#### GIVEN ENTRIES:
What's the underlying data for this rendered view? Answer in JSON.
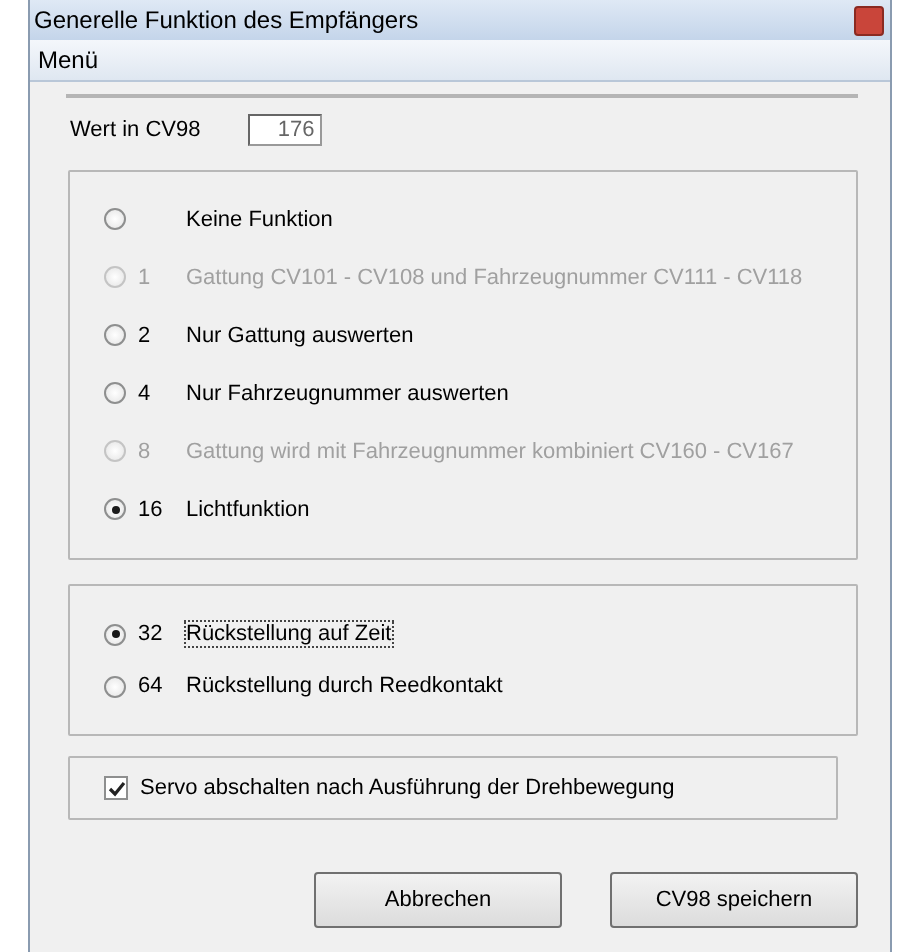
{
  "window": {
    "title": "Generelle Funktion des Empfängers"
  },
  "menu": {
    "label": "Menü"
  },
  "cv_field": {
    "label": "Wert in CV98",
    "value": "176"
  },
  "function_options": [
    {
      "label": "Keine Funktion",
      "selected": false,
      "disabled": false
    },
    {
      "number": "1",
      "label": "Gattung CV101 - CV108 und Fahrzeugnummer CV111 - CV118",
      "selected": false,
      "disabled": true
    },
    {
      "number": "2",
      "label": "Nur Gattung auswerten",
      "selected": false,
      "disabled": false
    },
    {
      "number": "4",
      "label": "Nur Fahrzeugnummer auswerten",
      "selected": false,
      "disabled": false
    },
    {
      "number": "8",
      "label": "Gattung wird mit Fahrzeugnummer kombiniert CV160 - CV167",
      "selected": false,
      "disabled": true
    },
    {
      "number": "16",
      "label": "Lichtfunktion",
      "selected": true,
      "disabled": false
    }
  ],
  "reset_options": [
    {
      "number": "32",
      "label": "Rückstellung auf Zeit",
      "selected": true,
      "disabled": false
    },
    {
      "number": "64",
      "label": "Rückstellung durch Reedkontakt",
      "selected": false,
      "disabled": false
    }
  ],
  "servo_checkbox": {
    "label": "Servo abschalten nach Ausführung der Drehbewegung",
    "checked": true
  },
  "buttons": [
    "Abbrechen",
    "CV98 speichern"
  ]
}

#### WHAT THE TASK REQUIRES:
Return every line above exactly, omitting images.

#### REPLY TO THE EXERCISE:
What's the underlying data for this rendered view? Answer in JSON.
{
  "window": {
    "title": "Generelle Funktion des Empfängers"
  },
  "menu": {
    "label": "Menü"
  },
  "cv_field": {
    "label": "Wert in CV98",
    "value": "176"
  },
  "function_options": [
    {
      "label": "Keine Funktion",
      "selected": false,
      "disabled": false
    },
    {
      "number": "1",
      "label": "Gattung CV101 - CV108 und Fahrzeugnummer CV111 - CV118",
      "selected": false,
      "disabled": true
    },
    {
      "number": "2",
      "label": "Nur Gattung auswerten",
      "selected": false,
      "disabled": false
    },
    {
      "number": "4",
      "label": "Nur Fahrzeugnummer auswerten",
      "selected": false,
      "disabled": false
    },
    {
      "number": "8",
      "label": "Gattung wird mit Fahrzeugnummer kombiniert CV160 - CV167",
      "selected": false,
      "disabled": true
    },
    {
      "number": "16",
      "label": "Lichtfunktion",
      "selected": true,
      "disabled": false
    }
  ],
  "reset_options": [
    {
      "number": "32",
      "label": "Rückstellung auf Zeit",
      "selected": true,
      "disabled": false
    },
    {
      "number": "64",
      "label": "Rückstellung durch Reedkontakt",
      "selected": false,
      "disabled": false
    }
  ],
  "servo_checkbox": {
    "label": "Servo abschalten nach Ausführung der Drehbewegung",
    "checked": true
  },
  "buttons": [
    "Abbrechen",
    "CV98 speichern"
  ]
}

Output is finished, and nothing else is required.